TerriW said...

Well, I must say that I love MathUSee -- right now, we use it hand in hand with Singapore, and they go together quite nicely. (My kids are 8 and 6 and the 8 is very math-gifted.)

MUS is mastery based, so much so that I know a few folks that it has turned off in the early years. Heh.

The first elementary book -- Alpha -- covers single digit addition and subtraction, and it hits it hard and serious -- for instance, a single chapter will be the +1 facts or the +2 facts or the "make 10" facts, etc, and you don't move on to the next chapter until you have shown mastery of that fact family. You keep a chart of all the single digit facts and mark them off as you work your way through the book.

So, some chapters (say, the +0 facts) go very quickly, and some take much longer. We'd do one page of Alpha per day, and also do Singapore alongside it -- it allowed us to "go sideways" with Singapore when we were not going "forward" with MUS. But the two worked together powerfully, I found -- MUS is also very big on place value, mastery and application/word problems. In a way, it's "big" on manipulatives, but only the colored unit blocks (not a collection of various things) -- both my daughter and my son took right to them and were able to clearly wrap their head around the concepts and adapt them abstractly.

I'm not sure how I'd feel about doing MUS solo, so I'm not 100% sure what we're going to do when we hit the end of the road with Singapore. I've recently picked up Art of Problem Solving's new Elementary series (Beast Academy) which is fun, but it's more of a sideline.

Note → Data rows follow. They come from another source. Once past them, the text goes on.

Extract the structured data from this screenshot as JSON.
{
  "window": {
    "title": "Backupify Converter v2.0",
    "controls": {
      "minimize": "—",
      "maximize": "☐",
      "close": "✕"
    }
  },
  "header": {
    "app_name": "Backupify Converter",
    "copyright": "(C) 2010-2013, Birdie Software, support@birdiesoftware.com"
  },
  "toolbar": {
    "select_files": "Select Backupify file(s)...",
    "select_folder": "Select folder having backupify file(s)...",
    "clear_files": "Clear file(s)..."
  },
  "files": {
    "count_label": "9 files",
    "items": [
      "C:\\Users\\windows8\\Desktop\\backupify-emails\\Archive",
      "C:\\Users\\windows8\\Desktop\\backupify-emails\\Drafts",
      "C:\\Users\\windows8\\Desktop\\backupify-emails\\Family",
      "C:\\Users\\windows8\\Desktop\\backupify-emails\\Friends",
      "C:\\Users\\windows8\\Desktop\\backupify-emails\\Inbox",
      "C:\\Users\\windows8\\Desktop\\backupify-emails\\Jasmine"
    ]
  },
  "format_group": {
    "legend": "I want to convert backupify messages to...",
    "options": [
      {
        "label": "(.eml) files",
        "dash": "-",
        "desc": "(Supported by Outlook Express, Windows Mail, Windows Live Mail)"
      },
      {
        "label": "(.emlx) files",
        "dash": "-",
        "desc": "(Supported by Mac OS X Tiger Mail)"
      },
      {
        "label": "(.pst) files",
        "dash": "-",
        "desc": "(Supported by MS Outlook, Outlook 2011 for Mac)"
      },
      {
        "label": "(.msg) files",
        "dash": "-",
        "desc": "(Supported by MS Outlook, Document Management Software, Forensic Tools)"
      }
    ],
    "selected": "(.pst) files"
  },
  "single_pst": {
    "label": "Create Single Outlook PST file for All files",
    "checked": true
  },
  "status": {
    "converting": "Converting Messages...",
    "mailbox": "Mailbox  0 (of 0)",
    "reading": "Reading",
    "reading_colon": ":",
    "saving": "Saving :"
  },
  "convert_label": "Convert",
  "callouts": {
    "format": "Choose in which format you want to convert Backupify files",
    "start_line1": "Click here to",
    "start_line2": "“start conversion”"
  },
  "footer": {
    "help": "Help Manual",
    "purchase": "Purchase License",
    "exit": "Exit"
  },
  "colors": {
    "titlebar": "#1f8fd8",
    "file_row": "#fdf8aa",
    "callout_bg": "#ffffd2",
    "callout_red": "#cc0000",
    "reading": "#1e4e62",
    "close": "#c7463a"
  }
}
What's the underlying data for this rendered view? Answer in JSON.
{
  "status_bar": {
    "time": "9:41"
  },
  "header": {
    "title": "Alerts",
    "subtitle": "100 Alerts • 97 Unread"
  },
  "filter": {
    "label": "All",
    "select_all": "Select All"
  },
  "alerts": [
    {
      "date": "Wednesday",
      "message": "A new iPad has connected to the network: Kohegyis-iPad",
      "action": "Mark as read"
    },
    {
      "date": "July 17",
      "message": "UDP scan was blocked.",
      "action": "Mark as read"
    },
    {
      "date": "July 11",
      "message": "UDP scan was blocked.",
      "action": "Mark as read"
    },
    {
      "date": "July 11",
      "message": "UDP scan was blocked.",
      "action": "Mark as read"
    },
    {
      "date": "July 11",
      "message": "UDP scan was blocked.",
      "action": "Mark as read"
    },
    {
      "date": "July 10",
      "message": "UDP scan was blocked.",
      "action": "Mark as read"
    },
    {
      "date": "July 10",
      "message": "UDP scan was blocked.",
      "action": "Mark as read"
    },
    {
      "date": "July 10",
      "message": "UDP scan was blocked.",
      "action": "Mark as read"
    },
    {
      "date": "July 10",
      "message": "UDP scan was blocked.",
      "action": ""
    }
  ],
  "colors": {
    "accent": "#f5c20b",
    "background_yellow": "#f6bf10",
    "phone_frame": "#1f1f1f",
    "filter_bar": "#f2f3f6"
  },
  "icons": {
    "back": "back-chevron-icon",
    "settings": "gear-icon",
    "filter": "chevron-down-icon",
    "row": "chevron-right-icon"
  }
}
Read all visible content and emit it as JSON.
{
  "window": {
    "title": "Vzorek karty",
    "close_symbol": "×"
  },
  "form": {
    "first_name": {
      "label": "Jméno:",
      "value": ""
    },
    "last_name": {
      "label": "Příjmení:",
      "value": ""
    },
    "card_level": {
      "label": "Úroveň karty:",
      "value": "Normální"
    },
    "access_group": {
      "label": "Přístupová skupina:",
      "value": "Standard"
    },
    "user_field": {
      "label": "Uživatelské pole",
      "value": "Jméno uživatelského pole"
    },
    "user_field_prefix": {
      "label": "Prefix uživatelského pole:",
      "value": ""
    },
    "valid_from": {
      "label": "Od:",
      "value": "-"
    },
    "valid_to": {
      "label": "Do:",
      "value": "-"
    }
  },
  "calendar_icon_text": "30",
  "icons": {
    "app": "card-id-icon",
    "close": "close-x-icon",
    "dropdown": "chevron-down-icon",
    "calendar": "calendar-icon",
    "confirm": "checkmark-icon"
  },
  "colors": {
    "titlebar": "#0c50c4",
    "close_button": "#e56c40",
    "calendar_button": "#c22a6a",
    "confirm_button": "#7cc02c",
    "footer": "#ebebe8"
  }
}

Which, speaking of fun math on the side: check out Life of Fred. We LOVE it. And that goes up at least through Calculus.

Anyhow, I also got AoPS's Pre-Algebra curriculum which I'm starting to preview. I don't think I'd want to do it solo, but it feels like a good "companion" to MUS, like Singapore has been.

TerriW said...

More, because there are some questions that I just can't shut up about once you start plugging quarters into me:

Art of Problem Solving is interesting. For one, it's heavily focused on prepping kids for competitions such as MATHCOUNTS and the like. (Which made a *ping* in my head go off and think: "Hey, we're homeschoolers and will live or die based on our SAT score. We should check this out!")

Now, if you check out the pdf samples on the site, you will see that the chapters begin with a problem set for the student to grapple with before proceeding on to the instruction ... and yet, it's handled well. For one, it's just a couple of problems that they can try their hand at; two, they don't get left hanging -- after those few teaser problems, they dive right into how to solve it. And commentary about how to solve it. And common pitfalls to avoid.

Now, there isn't nearly enough practice problems for my taste, but, again, I see it as a nice companion to MUS, which is much more nuts and bolts, ensuring that you see how it works, and then practice until mastery. There aren't quite as many flights of fancy -- but that's why I have Life of Fred and AoPS.